Element data from apps and pages:
****************************************
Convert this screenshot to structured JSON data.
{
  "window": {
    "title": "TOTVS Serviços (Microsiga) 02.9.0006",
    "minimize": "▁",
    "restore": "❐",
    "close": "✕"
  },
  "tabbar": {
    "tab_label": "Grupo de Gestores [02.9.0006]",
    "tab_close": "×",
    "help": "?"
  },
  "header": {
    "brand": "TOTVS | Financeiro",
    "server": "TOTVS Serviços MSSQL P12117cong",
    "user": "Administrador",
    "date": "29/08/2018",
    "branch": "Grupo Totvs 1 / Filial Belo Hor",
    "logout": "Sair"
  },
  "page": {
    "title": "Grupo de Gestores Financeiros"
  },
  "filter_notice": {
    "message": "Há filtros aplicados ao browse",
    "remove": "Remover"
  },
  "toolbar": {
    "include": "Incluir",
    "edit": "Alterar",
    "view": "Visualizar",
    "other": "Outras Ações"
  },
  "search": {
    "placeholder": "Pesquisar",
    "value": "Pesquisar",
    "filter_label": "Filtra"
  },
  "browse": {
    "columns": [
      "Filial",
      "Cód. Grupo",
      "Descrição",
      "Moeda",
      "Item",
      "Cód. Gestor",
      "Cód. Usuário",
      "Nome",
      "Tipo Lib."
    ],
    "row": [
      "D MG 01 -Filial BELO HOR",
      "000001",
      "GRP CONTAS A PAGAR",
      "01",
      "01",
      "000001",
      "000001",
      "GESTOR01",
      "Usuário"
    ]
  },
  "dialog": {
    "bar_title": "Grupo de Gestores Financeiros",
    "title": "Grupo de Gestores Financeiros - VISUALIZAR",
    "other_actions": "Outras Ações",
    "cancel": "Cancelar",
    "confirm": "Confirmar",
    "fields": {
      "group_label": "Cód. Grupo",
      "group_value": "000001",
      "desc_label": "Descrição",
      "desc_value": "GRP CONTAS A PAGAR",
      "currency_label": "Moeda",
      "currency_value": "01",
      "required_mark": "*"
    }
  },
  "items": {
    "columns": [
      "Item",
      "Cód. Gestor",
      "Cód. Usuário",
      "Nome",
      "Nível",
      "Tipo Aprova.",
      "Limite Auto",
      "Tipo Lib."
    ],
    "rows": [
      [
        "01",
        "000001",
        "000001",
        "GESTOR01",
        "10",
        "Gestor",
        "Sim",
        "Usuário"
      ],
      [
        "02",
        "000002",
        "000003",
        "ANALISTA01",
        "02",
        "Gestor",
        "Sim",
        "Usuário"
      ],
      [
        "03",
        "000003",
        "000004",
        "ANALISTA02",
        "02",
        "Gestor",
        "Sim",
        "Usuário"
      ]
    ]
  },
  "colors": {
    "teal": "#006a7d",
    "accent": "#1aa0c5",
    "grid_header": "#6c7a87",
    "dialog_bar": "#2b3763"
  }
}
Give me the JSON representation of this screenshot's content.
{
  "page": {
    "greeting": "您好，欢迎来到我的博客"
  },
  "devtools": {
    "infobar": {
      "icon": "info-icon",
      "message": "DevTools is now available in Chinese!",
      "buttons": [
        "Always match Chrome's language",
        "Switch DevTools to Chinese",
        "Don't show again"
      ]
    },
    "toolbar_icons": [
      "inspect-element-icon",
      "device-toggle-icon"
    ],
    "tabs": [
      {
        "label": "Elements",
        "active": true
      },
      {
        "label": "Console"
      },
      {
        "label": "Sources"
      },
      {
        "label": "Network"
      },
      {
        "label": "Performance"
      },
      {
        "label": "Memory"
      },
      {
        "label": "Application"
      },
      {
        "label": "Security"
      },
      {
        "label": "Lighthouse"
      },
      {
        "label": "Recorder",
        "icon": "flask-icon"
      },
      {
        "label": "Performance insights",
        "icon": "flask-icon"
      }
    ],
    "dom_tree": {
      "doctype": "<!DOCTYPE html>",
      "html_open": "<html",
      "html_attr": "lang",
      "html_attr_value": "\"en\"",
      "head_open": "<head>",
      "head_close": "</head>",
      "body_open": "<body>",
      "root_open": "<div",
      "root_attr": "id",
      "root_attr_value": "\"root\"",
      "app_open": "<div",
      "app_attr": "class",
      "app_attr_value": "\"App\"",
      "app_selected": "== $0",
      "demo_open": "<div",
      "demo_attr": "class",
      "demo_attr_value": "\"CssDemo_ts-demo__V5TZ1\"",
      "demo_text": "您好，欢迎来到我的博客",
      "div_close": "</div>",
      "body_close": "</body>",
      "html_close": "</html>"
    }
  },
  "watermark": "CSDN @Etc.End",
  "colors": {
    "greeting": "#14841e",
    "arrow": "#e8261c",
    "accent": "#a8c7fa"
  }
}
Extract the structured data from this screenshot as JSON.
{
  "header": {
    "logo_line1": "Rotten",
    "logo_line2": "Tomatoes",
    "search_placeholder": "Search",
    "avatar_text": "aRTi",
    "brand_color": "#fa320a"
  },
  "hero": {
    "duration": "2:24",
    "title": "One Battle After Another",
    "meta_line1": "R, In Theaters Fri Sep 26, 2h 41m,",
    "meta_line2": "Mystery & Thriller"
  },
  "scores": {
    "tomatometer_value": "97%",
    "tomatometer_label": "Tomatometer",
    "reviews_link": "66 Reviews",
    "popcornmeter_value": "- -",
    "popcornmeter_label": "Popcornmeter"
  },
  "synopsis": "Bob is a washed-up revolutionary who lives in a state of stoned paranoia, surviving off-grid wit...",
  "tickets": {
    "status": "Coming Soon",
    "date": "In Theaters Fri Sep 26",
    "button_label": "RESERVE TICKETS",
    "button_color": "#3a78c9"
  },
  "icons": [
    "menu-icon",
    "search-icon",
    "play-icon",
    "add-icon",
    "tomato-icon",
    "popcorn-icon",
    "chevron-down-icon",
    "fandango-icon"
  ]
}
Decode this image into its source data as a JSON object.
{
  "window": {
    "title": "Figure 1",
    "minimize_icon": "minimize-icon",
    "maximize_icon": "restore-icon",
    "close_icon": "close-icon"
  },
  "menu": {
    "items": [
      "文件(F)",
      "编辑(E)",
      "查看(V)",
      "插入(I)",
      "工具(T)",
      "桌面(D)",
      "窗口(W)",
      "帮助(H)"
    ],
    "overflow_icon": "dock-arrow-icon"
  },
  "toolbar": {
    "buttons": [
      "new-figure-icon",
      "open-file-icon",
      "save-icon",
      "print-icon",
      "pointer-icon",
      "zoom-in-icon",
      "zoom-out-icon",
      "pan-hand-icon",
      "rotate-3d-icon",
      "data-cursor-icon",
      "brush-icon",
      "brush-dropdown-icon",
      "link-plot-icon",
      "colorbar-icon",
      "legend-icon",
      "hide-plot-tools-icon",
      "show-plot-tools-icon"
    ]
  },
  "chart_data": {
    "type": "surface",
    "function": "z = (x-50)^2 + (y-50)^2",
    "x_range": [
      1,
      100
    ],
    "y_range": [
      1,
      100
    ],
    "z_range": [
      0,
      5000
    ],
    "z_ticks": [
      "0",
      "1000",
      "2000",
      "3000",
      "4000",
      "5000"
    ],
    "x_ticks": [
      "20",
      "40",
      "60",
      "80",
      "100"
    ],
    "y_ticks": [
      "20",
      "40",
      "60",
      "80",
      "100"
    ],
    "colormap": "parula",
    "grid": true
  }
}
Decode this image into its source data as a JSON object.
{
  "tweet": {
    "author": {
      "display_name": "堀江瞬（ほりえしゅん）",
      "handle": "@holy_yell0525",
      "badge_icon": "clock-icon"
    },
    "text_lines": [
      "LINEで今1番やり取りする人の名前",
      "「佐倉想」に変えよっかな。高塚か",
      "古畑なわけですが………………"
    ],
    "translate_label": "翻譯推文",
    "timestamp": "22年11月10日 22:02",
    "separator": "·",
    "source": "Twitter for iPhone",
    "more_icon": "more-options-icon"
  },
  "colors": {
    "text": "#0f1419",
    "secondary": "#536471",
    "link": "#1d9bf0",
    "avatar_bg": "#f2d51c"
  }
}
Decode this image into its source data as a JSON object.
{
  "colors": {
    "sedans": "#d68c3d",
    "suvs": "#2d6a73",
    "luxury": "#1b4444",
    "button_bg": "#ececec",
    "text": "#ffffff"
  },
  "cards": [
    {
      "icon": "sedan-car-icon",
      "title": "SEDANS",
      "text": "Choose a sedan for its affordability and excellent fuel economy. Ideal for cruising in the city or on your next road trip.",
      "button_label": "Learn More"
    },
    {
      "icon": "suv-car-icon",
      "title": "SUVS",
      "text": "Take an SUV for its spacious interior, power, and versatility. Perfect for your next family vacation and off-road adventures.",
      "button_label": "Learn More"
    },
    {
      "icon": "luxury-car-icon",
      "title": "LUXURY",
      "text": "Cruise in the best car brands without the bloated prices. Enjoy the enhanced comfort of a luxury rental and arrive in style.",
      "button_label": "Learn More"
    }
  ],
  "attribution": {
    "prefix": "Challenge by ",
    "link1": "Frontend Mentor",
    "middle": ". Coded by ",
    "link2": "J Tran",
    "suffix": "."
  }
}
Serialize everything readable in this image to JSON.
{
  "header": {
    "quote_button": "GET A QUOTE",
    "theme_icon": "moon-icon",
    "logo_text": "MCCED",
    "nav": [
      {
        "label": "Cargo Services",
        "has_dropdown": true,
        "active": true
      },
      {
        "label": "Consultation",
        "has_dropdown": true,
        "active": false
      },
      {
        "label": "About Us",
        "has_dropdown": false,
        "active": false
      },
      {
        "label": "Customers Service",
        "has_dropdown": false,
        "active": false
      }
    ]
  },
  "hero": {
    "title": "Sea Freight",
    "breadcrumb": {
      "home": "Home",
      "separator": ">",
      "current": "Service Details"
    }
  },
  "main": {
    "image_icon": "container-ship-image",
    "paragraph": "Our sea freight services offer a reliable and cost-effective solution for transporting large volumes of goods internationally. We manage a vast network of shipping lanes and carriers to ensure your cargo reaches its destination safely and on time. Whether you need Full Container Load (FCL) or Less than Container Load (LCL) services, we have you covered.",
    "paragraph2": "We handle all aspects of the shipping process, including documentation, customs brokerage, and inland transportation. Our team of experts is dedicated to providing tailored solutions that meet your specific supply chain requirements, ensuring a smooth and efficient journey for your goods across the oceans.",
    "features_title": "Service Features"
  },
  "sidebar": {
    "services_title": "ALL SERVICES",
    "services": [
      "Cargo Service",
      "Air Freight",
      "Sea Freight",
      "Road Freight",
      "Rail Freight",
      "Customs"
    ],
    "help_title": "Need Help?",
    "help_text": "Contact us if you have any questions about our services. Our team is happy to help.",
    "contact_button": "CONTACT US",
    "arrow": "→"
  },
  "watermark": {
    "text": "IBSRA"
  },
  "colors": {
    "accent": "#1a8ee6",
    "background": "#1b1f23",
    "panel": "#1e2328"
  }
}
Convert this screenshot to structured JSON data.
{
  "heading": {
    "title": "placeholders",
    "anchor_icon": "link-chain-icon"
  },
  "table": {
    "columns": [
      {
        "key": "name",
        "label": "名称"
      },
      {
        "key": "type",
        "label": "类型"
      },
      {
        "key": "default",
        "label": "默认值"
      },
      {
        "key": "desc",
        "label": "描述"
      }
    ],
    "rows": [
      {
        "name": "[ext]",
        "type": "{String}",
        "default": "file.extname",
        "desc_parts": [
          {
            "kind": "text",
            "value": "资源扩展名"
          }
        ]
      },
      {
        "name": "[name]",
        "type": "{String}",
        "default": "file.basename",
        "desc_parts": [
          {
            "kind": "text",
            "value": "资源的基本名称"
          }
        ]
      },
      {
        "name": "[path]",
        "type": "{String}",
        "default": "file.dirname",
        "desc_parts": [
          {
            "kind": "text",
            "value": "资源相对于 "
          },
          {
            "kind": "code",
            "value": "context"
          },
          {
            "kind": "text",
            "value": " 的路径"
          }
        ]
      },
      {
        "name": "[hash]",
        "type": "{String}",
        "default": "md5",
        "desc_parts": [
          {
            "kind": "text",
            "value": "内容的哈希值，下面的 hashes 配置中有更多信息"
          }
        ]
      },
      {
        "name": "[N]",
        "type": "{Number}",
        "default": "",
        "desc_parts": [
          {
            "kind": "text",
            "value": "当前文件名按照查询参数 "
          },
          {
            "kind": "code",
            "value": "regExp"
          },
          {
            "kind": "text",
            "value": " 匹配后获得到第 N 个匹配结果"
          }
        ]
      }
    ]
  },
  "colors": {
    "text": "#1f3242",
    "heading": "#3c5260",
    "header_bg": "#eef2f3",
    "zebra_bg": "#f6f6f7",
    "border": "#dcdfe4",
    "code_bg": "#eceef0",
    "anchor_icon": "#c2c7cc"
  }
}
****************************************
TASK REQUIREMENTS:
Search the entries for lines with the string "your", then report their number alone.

OUTPUT FOR THIS EXERCISE:
4